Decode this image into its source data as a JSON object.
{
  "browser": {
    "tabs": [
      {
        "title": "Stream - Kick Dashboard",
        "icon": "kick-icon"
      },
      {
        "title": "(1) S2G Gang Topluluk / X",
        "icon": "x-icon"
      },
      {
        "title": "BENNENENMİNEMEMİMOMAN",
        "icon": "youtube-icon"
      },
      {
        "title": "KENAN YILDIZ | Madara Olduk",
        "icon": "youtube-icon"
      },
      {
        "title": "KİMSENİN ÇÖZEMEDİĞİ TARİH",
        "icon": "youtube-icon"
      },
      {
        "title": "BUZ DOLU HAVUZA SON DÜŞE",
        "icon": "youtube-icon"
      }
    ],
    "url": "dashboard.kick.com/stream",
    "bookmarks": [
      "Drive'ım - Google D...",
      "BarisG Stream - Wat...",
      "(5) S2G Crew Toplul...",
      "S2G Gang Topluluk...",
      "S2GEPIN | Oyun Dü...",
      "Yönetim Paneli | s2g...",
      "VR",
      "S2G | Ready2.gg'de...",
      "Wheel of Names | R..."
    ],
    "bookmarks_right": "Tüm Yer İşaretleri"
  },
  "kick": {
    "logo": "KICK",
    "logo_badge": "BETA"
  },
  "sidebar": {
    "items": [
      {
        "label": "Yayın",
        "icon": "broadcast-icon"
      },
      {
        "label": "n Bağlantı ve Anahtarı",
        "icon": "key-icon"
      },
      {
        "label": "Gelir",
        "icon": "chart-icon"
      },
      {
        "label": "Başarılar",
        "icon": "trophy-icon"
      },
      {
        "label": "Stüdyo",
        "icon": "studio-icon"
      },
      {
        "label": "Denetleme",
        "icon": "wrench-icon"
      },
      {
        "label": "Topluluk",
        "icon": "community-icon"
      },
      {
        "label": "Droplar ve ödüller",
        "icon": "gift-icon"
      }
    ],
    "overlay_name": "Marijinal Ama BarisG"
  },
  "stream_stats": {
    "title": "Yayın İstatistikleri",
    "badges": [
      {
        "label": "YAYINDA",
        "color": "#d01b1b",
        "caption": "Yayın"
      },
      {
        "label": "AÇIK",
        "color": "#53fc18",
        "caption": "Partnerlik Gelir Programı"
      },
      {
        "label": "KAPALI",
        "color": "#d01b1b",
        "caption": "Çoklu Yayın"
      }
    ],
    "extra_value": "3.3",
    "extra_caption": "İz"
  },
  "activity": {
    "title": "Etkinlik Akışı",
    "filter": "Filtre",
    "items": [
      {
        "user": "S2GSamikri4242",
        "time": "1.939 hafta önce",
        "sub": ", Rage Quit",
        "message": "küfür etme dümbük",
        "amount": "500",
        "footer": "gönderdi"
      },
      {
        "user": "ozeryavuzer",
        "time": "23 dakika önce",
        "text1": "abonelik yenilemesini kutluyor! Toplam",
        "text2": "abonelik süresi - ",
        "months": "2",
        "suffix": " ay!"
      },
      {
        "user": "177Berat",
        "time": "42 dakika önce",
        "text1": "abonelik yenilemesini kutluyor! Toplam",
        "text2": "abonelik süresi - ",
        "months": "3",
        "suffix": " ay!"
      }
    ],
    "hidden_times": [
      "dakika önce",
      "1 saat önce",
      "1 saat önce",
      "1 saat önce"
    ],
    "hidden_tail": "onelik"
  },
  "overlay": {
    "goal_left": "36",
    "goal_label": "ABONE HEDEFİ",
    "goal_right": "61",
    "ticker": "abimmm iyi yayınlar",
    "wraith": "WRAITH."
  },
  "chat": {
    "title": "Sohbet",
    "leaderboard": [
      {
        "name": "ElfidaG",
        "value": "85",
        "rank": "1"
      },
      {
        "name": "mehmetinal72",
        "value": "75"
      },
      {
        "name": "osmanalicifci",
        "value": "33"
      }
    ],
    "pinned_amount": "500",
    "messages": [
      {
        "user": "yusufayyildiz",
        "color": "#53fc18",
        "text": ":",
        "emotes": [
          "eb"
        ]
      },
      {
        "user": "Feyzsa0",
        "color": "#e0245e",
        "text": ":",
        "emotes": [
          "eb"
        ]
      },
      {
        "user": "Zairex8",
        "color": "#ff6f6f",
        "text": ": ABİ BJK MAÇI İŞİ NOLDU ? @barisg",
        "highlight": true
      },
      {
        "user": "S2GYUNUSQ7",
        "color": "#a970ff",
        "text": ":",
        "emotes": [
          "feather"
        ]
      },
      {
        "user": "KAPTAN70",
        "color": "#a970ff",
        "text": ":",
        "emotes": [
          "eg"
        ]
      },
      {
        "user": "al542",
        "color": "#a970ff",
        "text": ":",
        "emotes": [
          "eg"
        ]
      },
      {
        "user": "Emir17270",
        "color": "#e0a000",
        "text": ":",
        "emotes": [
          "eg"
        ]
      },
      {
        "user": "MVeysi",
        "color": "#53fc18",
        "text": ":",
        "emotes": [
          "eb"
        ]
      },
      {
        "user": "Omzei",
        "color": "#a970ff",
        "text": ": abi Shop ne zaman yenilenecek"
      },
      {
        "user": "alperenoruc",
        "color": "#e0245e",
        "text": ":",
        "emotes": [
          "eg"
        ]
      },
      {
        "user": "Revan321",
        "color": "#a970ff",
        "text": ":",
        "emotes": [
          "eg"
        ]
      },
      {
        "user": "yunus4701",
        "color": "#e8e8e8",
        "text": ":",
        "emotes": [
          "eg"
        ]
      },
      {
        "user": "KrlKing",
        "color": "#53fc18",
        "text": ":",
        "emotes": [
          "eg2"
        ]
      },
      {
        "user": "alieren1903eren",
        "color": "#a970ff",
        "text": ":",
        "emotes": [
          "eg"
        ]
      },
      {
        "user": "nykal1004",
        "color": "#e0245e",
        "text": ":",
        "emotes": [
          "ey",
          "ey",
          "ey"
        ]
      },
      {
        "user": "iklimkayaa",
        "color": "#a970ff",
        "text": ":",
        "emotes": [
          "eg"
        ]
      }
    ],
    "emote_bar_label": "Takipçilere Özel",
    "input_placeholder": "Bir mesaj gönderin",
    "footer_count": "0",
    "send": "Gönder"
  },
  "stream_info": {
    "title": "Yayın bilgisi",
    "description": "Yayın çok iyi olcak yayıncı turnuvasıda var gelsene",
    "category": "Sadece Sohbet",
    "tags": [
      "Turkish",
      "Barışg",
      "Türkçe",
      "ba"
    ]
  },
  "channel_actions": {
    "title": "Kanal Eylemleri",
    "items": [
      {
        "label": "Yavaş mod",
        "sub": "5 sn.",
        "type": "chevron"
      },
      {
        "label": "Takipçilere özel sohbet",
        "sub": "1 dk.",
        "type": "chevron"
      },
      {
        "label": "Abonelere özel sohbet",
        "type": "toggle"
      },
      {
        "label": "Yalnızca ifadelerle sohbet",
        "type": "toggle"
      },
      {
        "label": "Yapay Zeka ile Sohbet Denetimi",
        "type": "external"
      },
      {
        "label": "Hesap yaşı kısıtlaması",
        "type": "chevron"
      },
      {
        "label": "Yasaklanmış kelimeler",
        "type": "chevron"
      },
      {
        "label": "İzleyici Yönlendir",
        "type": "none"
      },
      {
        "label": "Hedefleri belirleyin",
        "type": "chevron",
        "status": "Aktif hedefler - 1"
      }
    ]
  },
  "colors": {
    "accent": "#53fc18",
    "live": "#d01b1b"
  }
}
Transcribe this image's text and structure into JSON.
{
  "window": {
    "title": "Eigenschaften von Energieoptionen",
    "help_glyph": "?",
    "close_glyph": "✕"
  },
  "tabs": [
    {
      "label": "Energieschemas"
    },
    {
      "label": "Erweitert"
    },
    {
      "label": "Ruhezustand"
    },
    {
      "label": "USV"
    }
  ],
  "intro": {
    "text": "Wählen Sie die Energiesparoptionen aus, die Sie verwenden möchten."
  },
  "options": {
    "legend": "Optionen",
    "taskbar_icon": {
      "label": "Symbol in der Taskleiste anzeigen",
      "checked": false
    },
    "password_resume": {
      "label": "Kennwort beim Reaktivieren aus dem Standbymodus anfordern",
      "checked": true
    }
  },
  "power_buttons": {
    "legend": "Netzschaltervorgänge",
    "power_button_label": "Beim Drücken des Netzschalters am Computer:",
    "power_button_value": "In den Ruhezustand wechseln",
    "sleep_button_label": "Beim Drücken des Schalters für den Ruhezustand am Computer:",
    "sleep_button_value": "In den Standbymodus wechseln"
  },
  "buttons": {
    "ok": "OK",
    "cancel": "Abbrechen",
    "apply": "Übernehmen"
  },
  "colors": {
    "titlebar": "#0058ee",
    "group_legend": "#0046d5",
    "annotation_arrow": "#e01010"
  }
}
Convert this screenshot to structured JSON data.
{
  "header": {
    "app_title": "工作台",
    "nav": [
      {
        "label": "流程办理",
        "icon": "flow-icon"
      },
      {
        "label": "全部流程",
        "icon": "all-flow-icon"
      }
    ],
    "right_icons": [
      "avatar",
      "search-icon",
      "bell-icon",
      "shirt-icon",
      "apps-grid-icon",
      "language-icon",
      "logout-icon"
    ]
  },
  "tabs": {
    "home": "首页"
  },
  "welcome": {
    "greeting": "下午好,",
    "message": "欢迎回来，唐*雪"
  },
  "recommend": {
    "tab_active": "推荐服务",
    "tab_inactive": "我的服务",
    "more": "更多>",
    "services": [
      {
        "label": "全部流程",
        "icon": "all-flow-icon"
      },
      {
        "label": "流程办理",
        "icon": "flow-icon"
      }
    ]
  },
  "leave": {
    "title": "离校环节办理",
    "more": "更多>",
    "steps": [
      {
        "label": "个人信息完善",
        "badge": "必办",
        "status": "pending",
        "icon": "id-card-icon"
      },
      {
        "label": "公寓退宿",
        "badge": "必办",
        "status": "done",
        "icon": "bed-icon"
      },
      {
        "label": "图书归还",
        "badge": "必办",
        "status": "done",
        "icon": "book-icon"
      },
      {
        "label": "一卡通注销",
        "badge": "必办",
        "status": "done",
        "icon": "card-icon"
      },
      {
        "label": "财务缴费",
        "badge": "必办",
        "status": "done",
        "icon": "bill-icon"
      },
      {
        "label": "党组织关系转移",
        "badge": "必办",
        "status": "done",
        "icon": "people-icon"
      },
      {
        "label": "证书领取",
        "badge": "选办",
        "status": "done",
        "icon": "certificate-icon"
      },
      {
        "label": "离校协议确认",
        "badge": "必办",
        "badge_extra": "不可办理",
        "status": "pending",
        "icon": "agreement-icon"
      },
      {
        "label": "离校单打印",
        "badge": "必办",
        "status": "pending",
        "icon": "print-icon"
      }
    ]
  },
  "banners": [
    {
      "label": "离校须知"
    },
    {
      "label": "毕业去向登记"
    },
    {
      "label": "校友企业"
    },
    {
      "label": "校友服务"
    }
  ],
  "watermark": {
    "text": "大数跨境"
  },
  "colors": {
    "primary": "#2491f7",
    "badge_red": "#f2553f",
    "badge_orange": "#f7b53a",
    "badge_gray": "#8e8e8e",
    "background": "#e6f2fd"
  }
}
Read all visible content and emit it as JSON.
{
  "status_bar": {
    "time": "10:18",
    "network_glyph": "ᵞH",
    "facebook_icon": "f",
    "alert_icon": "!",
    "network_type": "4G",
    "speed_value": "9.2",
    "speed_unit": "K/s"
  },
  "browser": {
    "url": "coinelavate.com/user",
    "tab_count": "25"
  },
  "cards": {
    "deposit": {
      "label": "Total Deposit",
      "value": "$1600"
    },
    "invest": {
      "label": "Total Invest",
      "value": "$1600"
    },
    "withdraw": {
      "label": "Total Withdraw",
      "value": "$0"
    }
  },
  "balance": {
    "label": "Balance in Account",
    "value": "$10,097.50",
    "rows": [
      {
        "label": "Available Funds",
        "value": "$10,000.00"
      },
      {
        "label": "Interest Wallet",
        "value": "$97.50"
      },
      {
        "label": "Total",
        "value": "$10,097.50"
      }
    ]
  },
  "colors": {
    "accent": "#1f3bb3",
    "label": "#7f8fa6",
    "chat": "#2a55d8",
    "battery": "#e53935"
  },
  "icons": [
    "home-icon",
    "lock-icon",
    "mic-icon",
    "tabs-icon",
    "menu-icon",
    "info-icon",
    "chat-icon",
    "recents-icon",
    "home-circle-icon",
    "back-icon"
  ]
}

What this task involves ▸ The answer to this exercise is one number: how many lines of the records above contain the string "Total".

Answer area ▸ 4